• **TO DO**
Only a number is wanted here: the count of lines in the entries below that include the word "国旗升降台".

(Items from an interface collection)
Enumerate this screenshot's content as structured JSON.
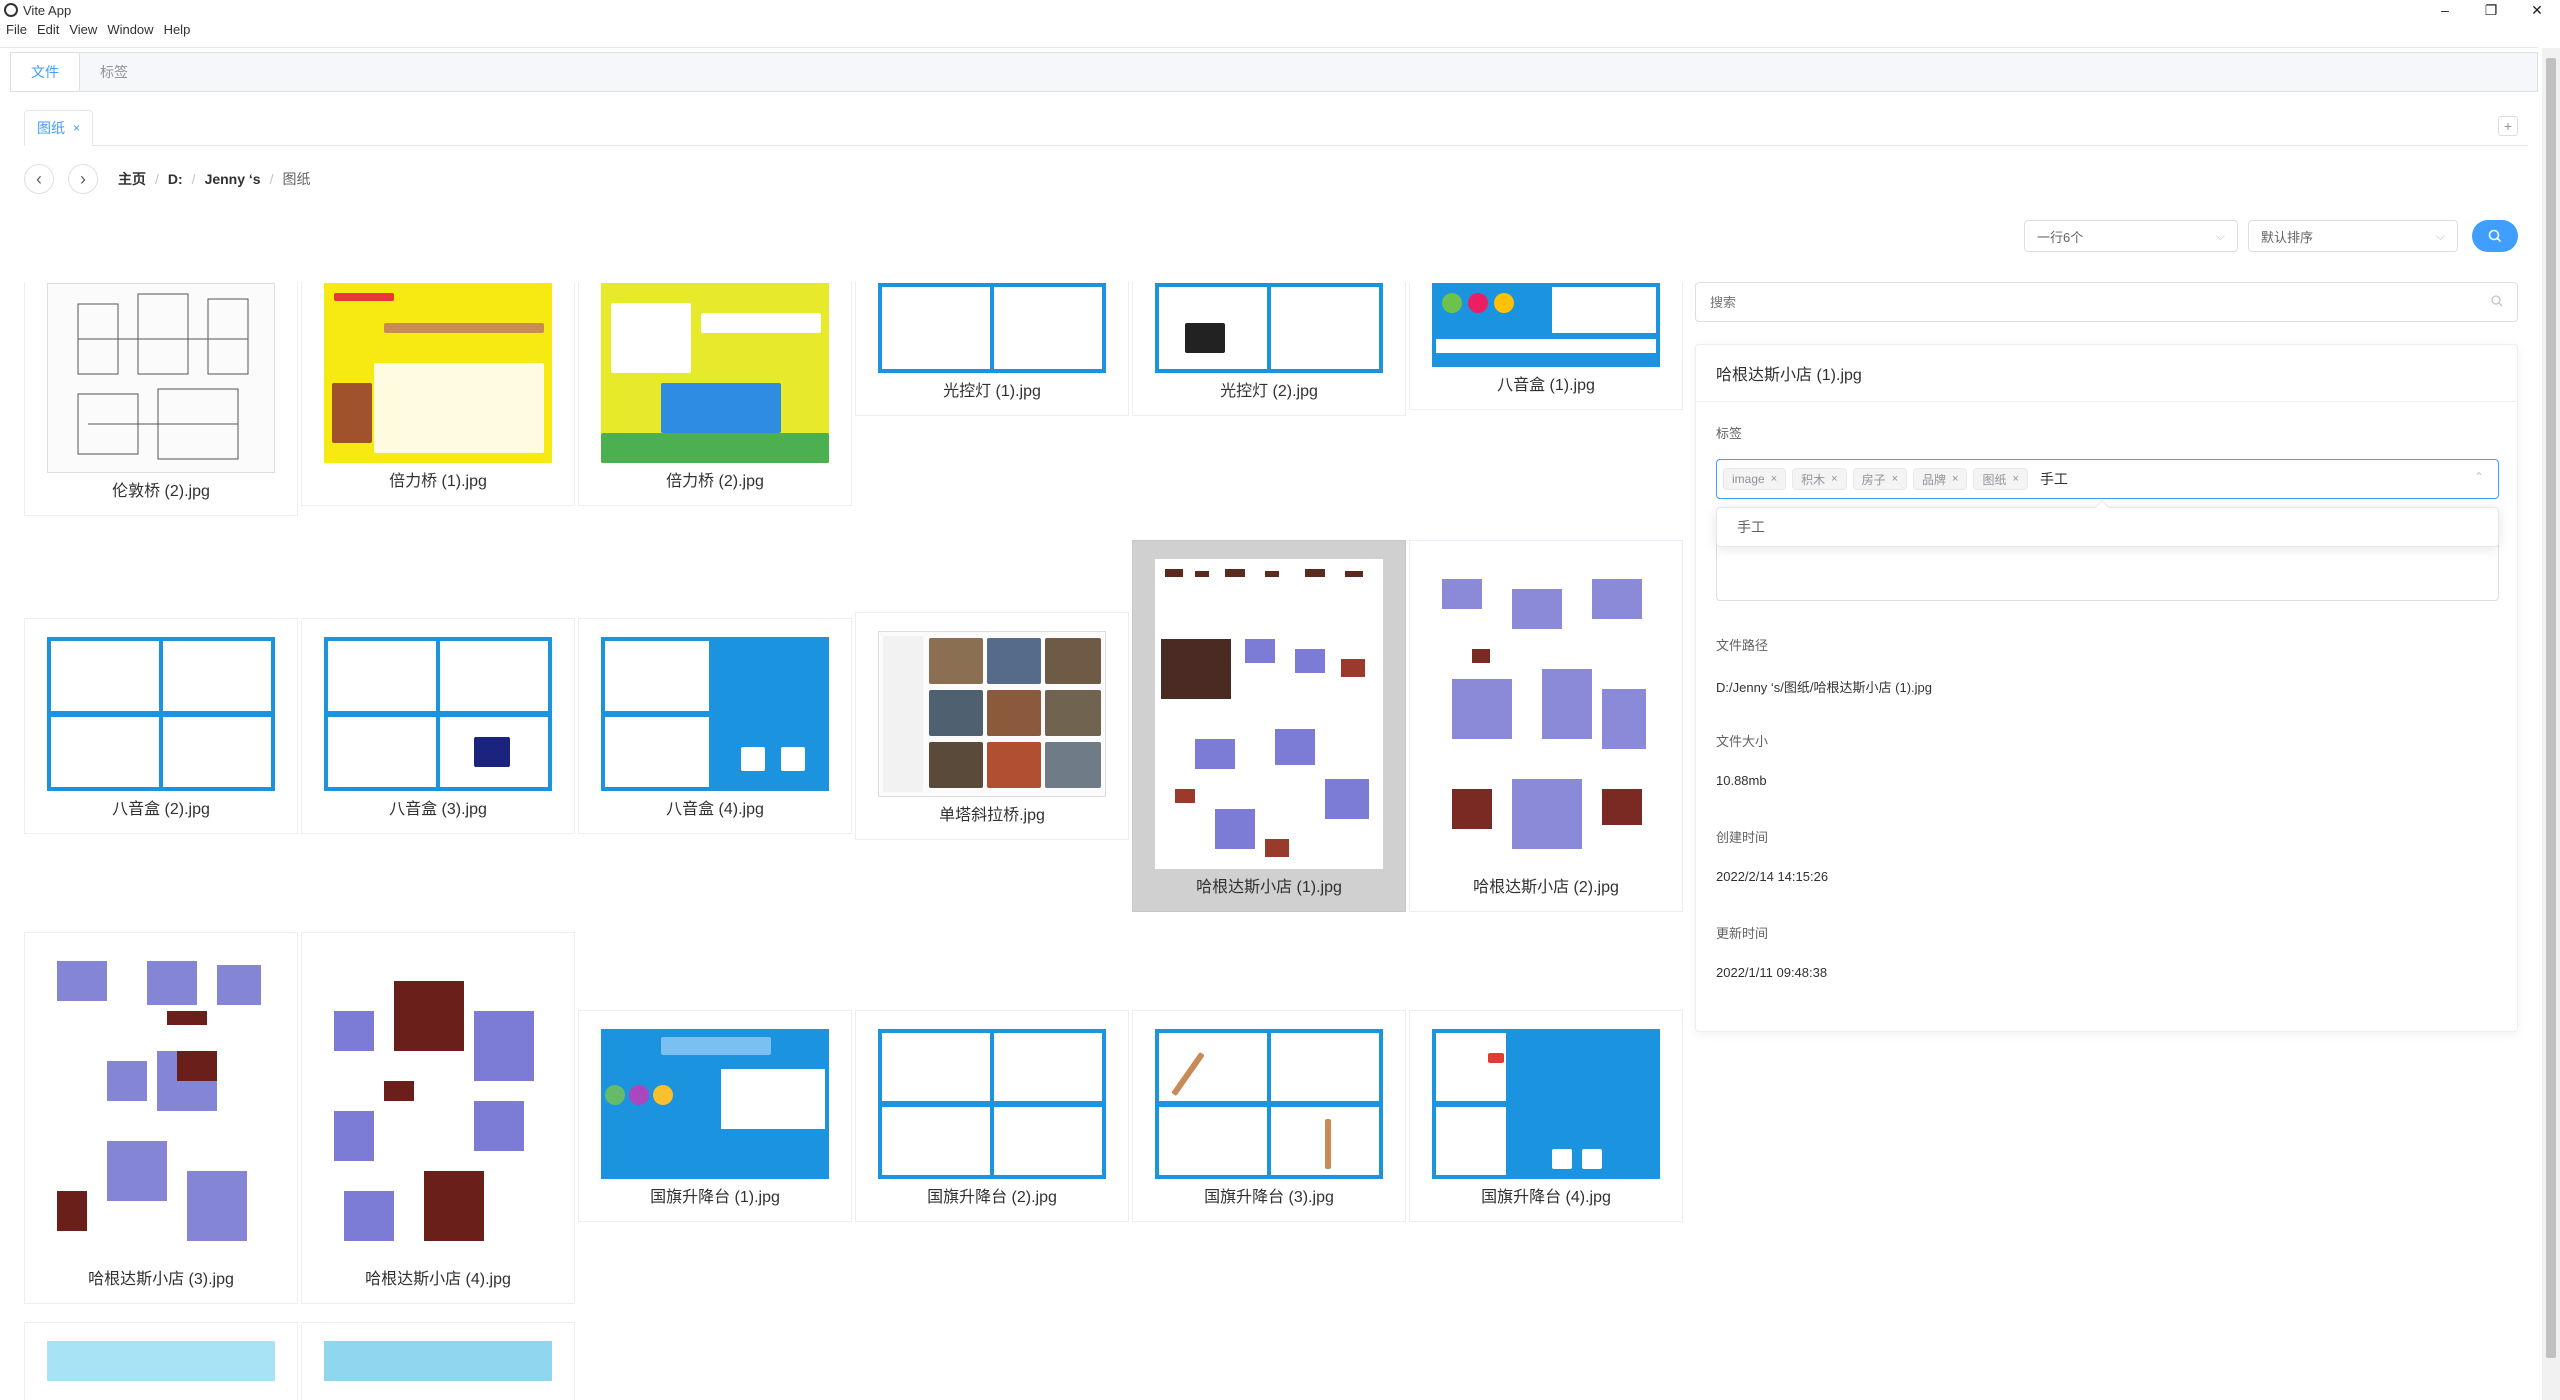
{
  "window": {
    "title": "Vite App",
    "minimize": "–",
    "restore": "❐",
    "close": "✕"
  },
  "menu": [
    "File",
    "Edit",
    "View",
    "Window",
    "Help"
  ],
  "main_tabs": [
    {
      "label": "文件",
      "active": true
    },
    {
      "label": "标签",
      "active": false
    }
  ],
  "content_tab": {
    "label": "图纸",
    "close": "×"
  },
  "add_tab": "+",
  "nav": {
    "back": "‹",
    "forward": "›"
  },
  "breadcrumb": [
    "主页",
    "D:",
    "Jenny ‘s",
    "图纸"
  ],
  "breadcrumb_sep": "/",
  "controls": {
    "per_row": "一行6个",
    "sort": "默认排序",
    "search_icon": "search-icon"
  },
  "files": [
    {
      "name": "伦敦桥 (2).jpg",
      "style": "white"
    },
    {
      "name": "倍力桥 (1).jpg",
      "style": "yellow"
    },
    {
      "name": "倍力桥 (2).jpg",
      "style": "green"
    },
    {
      "name": "光控灯 (1).jpg",
      "style": "blue"
    },
    {
      "name": "光控灯 (2).jpg",
      "style": "blue"
    },
    {
      "name": "八音盒 (1).jpg",
      "style": "blue"
    },
    {
      "name": "八音盒 (2).jpg",
      "style": "blue"
    },
    {
      "name": "八音盒 (3).jpg",
      "style": "blue"
    },
    {
      "name": "八音盒 (4).jpg",
      "style": "blue"
    },
    {
      "name": "单塔斜拉桥.jpg",
      "style": "white"
    },
    {
      "name": "哈根达斯小店 (1).jpg",
      "style": "white",
      "selected": true
    },
    {
      "name": "哈根达斯小店 (2).jpg",
      "style": "white"
    },
    {
      "name": "哈根达斯小店 (3).jpg",
      "style": "white"
    },
    {
      "name": "哈根达斯小店 (4).jpg",
      "style": "white"
    },
    {
      "name": "国旗升降台 (1).jpg",
      "style": "blue"
    },
    {
      "name": "国旗升降台 (2).jpg",
      "style": "blue"
    },
    {
      "name": "国旗升降台 (3).jpg",
      "style": "blue"
    },
    {
      "name": "国旗升降台 (4).jpg",
      "style": "blue"
    }
  ],
  "panel": {
    "search_placeholder": "搜索",
    "file_title": "哈根达斯小店 (1).jpg",
    "tags_label": "标签",
    "tags": [
      "image",
      "积木",
      "房子",
      "品牌",
      "图纸"
    ],
    "tag_input": "手工",
    "suggestion": "手工",
    "path_label": "文件路径",
    "path": "D:/Jenny ‘s/图纸/哈根达斯小店 (1).jpg",
    "size_label": "文件大小",
    "size": "10.88mb",
    "created_label": "创建时间",
    "created": "2022/2/14 14:15:26",
    "updated_label": "更新时间",
    "updated": "2022/1/11 09:48:38"
  },
  "colors": {
    "accent": "#409eff",
    "border": "#dcdfe6",
    "selected_card": "#d0d0d0",
    "blueprint": "#1c93de"
  }
}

• **RESPONSE TO THE EXERCISE**
4